(Data for the task Opens)
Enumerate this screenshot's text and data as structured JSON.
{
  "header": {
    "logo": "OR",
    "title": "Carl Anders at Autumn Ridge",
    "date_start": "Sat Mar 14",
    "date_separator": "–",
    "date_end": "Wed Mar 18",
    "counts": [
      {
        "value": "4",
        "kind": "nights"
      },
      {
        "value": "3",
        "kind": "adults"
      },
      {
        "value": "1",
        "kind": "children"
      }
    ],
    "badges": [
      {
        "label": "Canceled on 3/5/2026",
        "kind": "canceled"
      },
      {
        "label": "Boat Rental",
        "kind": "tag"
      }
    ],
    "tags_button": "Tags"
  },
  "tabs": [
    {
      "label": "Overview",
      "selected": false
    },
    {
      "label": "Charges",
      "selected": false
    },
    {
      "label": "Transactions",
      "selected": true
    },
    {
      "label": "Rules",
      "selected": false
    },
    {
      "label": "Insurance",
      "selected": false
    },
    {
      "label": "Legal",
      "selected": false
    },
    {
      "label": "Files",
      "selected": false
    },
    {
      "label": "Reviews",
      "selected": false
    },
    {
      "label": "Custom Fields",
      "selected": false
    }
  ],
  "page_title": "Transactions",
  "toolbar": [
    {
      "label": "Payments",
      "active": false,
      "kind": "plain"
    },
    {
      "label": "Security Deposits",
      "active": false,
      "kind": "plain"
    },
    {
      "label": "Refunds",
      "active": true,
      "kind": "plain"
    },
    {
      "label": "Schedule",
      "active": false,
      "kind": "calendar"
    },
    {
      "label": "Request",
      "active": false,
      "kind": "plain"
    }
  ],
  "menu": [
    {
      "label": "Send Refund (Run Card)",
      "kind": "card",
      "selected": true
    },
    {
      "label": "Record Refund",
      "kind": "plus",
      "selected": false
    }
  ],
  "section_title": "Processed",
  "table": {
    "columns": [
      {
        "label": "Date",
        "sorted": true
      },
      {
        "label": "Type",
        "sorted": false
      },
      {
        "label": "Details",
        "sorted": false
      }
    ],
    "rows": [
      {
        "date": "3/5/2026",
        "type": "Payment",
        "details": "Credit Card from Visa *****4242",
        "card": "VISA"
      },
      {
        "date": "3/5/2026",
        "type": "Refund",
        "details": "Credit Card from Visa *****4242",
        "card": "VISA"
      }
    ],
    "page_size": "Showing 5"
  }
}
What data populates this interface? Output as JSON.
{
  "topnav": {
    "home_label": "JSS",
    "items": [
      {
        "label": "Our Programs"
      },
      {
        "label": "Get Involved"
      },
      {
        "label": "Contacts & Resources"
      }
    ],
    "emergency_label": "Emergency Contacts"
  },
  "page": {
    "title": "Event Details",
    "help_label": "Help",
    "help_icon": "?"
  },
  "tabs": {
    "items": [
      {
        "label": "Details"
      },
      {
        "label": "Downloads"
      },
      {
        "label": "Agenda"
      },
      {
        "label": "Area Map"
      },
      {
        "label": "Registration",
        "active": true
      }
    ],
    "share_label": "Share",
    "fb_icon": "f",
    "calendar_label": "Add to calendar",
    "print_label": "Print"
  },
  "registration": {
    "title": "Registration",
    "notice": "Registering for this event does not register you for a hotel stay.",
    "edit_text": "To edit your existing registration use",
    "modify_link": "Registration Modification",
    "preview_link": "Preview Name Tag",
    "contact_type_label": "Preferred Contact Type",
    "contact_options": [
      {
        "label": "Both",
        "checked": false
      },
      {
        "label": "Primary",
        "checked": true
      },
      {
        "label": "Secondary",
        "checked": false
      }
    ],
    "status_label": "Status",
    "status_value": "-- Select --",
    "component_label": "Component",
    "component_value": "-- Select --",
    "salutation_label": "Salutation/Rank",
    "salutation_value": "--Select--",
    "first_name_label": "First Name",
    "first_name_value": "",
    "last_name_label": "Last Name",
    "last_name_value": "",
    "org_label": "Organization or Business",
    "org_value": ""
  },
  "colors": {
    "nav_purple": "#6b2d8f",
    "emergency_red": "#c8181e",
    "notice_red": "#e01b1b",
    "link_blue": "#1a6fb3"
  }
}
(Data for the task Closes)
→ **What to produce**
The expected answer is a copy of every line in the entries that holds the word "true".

→ **Answer to this exercise**
      "selected": true
      "active": true,
      "selected": true
        "sorted": true
        "active": true
        "checked": true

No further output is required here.